[Opening Available records section]

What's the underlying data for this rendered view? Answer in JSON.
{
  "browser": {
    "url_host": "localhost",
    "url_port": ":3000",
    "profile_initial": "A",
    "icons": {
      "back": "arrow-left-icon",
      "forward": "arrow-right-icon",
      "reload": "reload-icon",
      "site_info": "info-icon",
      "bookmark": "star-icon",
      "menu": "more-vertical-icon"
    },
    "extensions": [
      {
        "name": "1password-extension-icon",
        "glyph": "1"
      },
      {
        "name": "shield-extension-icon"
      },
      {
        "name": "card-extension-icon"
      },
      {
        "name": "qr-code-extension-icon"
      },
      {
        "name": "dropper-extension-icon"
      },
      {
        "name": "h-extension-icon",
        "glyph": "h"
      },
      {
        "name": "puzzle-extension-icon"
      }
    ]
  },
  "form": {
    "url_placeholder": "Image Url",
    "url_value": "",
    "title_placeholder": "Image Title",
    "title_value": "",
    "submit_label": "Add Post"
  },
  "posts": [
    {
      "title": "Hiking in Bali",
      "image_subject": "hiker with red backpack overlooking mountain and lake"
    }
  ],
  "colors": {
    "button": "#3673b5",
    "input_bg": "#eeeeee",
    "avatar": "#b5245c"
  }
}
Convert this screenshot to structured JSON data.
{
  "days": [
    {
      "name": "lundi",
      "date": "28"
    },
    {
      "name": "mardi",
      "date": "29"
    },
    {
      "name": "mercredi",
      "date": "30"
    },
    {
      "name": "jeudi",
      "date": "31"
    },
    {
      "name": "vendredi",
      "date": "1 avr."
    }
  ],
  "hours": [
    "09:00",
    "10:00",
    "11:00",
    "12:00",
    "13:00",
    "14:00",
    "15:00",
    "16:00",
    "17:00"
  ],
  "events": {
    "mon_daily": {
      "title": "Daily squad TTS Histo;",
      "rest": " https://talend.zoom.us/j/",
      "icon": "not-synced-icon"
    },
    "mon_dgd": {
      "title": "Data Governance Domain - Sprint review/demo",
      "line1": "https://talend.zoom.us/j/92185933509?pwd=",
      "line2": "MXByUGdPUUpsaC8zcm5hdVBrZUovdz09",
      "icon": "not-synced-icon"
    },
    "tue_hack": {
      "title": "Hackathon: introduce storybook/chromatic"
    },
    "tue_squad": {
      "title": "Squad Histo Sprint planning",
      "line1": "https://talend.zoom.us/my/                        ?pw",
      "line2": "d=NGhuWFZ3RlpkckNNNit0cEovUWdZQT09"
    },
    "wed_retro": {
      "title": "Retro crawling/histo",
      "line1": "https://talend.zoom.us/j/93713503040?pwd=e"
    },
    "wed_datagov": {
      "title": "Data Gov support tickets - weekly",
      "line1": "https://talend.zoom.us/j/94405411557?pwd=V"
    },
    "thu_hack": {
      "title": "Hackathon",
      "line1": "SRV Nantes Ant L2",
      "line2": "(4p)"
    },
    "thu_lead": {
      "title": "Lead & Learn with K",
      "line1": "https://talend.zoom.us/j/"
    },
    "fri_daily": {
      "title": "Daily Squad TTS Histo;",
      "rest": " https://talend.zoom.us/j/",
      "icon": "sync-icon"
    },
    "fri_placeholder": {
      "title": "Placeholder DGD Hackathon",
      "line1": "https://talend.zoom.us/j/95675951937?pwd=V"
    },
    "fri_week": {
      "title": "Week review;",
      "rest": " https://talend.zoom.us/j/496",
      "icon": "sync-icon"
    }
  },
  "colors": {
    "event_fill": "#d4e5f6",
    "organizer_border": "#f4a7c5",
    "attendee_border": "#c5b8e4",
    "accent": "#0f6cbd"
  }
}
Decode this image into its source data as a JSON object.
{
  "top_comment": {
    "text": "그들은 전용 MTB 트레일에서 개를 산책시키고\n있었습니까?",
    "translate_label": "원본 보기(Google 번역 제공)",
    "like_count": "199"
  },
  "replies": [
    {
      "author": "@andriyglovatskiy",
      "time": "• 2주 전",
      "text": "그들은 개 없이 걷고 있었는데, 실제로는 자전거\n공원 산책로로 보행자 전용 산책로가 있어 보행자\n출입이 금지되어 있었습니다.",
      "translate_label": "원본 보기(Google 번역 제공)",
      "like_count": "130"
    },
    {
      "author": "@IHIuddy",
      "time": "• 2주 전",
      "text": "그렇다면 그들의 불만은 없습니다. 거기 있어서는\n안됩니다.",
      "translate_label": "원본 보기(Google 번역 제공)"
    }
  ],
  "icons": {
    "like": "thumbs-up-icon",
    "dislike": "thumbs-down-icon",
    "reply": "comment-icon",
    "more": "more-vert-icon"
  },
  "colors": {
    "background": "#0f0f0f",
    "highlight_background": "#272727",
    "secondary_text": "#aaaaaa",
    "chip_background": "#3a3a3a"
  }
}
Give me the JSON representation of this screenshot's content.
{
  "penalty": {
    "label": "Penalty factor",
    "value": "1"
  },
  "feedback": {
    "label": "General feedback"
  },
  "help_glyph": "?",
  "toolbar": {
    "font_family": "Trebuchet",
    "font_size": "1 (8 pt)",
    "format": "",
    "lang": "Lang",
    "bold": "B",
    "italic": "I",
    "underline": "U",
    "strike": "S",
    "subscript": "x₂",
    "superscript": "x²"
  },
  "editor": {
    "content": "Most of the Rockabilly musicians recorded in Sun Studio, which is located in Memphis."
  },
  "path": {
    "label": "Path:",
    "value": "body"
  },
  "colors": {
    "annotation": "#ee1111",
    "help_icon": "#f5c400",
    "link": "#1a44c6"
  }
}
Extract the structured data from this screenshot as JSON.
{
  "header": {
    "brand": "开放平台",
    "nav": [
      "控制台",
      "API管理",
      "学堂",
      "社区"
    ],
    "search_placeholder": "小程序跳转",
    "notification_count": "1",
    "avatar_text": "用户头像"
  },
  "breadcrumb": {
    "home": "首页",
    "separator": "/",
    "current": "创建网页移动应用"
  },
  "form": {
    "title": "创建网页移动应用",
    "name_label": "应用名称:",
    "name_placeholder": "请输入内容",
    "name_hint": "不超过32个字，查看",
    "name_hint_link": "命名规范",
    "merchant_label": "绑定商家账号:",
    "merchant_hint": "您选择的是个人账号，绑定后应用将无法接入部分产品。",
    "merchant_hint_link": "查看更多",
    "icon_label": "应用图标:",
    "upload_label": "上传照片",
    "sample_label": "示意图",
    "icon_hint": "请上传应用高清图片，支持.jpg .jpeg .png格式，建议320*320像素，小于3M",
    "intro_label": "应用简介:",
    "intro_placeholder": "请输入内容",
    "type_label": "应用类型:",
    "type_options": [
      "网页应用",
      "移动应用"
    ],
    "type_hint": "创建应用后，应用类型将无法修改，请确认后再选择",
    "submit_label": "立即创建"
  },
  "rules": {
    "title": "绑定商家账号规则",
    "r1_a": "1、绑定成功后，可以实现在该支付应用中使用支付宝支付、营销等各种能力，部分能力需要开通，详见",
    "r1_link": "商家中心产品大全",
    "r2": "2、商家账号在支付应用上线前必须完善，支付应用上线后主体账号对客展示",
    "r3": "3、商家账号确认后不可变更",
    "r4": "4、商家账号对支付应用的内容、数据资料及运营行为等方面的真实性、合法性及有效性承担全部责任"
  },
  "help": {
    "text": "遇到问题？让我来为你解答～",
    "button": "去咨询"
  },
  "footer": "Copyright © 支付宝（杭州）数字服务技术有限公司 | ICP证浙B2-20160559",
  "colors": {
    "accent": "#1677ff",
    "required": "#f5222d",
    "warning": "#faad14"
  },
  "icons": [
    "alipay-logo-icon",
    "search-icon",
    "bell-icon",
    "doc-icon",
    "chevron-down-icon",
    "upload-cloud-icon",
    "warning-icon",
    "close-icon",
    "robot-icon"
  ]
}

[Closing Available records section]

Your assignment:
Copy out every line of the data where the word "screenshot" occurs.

Answer area:
Convert this screenshot to structured JSON data.
Give me the JSON representation of this screenshot's content.
Extract the structured data from this screenshot as JSON.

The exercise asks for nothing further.